"hdiutil attach -readwrite -nomount -noverify -noautofsck /Volumes/Data/mbp.sparsebundle"
but I always get "hdiutil: attach failed - not recognized"
The 1.72 TB file resides on a 2nd generation Time Capsule. My laptop disk died and I believe the errors in the disk must have continued to the Time Machine backup. I have read so many posts across the web which all involve some form of the terminal command line above.
I can't mount the image. I can't open it in disk utilities but I can open the contents of the file and see the "bands". I don't wish to restore, only recover certain files.
Is there something I'm missing?
Health warning - I experiment a lot so this may not work for you!
In summary, the problem was that I have a time capsule with 2Tb of space that seemed to work fine. It had a number of flies and folders and two sparse bundles. One of the bundles, refused to mount i.e. double click would not put the image on my desktop and open in finder. I could right click and choose "show package contents" and see the "bands" directory, but it was useless in this form. Because it wouldn't mount, no software data recovery programs would work because they didn't "see" the image. The other bundle would mount and display all the backup folders. Other people here helped in suggesting tips but most felt the drive was bad or that the file was too corrupted. I tried all the things you probably have in trying to get the terminal command hdiutil to work, but it always failed with something like "Unrecognized filesystem".

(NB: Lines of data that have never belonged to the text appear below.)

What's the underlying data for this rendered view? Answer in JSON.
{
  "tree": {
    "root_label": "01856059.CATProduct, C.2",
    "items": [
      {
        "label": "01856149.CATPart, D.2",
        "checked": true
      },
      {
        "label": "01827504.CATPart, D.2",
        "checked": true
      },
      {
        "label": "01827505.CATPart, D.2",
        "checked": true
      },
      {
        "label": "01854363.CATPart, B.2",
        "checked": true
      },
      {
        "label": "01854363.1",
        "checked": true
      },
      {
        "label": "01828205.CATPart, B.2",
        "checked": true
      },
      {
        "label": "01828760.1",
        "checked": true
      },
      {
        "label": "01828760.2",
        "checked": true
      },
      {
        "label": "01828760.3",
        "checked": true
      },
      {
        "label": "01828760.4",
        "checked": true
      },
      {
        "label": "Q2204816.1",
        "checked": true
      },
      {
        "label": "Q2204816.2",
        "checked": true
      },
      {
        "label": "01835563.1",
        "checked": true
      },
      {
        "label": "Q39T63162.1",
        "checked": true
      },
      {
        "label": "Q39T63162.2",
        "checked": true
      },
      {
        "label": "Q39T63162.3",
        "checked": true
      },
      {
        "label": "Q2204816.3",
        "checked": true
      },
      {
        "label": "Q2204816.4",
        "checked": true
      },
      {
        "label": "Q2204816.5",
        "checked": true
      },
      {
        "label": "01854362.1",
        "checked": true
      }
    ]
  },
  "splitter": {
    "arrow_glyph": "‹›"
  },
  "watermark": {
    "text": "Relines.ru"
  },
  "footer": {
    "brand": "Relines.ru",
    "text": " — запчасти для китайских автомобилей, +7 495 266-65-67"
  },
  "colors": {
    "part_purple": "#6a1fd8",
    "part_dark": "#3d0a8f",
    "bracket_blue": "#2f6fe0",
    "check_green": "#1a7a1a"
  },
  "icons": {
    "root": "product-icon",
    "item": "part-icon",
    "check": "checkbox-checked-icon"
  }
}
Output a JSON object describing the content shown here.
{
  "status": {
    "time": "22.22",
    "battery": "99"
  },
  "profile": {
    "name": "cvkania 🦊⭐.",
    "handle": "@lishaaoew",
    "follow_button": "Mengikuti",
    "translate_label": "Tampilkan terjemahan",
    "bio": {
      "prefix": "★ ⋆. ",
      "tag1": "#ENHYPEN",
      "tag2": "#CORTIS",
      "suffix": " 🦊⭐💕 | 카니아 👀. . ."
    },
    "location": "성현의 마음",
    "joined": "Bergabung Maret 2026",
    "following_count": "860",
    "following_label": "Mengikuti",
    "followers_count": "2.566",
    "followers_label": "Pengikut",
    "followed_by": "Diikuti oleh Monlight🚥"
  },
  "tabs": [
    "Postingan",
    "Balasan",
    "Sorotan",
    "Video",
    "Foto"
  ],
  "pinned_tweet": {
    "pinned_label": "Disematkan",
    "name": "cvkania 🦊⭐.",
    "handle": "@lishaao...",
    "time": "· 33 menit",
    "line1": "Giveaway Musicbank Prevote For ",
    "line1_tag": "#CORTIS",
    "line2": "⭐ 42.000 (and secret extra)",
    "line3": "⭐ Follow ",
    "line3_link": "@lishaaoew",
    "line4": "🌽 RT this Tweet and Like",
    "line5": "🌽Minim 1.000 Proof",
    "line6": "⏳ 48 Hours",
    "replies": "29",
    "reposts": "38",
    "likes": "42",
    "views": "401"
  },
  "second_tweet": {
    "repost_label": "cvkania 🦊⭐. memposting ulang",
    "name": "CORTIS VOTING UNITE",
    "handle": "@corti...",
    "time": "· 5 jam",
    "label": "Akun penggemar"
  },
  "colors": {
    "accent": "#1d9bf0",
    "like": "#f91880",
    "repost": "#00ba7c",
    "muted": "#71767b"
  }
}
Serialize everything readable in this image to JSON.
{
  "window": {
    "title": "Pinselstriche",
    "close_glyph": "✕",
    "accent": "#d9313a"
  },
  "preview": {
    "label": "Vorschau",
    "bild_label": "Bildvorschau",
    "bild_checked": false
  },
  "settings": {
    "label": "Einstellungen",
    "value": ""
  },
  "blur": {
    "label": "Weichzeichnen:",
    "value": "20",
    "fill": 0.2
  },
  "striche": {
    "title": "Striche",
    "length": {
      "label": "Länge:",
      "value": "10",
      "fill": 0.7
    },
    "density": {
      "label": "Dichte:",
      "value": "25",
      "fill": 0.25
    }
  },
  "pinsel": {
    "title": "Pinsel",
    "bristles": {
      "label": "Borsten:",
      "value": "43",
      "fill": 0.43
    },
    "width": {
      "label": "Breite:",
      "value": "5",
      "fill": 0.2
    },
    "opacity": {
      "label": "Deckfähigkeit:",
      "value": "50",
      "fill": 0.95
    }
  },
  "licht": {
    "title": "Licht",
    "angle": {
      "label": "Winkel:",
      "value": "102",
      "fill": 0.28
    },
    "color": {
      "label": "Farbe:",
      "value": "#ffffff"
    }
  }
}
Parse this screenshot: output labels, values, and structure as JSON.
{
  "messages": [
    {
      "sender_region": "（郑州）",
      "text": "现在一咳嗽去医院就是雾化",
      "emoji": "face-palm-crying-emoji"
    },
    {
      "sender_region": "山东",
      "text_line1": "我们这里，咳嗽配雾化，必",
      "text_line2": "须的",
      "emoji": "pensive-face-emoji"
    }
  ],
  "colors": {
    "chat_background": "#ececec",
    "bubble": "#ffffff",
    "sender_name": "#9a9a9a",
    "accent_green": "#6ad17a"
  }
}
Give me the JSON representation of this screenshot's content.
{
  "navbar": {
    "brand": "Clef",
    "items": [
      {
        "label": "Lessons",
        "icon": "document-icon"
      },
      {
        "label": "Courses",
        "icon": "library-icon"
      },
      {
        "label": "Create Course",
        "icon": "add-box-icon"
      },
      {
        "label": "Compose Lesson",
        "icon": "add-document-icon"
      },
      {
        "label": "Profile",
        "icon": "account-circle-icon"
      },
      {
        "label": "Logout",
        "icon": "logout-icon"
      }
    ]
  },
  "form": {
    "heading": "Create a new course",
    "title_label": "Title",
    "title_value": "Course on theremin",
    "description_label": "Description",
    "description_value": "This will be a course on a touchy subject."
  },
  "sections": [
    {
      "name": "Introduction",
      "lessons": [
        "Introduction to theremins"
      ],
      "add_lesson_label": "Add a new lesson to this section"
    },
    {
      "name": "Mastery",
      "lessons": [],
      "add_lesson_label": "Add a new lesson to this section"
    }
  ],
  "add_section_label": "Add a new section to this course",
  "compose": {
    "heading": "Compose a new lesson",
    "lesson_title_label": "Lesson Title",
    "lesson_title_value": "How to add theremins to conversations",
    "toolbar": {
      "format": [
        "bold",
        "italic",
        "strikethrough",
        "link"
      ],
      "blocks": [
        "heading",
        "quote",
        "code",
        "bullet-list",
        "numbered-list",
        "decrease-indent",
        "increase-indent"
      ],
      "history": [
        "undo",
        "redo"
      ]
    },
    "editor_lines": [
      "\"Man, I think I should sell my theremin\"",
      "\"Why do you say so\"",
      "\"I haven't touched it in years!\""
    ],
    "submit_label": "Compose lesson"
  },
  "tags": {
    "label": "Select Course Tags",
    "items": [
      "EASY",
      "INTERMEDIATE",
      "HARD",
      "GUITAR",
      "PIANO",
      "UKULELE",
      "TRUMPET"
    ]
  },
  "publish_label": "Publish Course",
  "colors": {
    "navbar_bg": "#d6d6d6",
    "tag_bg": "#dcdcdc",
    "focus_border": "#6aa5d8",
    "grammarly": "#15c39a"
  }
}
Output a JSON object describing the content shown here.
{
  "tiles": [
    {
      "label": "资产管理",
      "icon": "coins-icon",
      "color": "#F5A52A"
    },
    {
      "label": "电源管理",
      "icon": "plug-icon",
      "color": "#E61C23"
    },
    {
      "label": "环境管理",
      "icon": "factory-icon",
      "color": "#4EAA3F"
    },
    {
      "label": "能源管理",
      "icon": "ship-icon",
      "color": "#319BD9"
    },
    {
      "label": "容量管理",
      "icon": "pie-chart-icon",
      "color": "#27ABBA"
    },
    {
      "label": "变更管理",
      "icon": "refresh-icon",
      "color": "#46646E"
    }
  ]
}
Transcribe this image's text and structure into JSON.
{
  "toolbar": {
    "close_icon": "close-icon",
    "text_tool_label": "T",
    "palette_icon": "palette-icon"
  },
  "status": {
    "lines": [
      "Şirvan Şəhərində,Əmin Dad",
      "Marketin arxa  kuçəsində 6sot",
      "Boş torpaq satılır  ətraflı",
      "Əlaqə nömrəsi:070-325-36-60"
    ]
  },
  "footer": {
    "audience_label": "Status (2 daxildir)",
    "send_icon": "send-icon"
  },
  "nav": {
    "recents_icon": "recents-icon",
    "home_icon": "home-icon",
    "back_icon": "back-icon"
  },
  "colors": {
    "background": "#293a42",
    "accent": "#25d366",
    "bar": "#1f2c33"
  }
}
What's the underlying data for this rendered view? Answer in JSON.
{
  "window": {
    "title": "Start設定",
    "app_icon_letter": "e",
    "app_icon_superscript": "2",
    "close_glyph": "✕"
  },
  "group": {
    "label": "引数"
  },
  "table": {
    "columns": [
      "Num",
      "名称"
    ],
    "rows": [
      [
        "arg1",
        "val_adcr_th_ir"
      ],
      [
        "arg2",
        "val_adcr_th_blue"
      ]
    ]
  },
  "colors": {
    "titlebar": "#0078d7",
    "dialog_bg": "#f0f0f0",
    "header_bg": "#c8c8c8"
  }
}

In desperation, I attached to the TC from a Win7 64bit system and found something curious. You can see from the screen shots above that Windows showed each bundle as a folder with files in it. OS X didn't seem to show these to me before. I opened the files with notepad in Win7 to see what was inside and they seemed to describe the bundle in some way, i.e. included the bundle name and other info. The bad bundle did not have these info or .plist files, showing only a zero byte file and LSOverride which I deduced was some means for telling OS X how to deal with this unknown file. I copied these two band bundle files to another location leaving only the "bands" directory then copied the files from the good bundle over to the bad bundle, excluding the "bands" directory from the good bundle. Basically, I copied the "helper" files from the good bundle to the bad bundle. I don't know how one does this in OS X, so I had to use Win7 to do that. after that, I went to my OS X machine and double clicked on the previously bad bundle only to find it worked just as well as the other bundle. In fact, I found the file from 7 years ago that I was looking for and celebrated with a tall martini afterwards.
I don't know that this will help you, but good luck.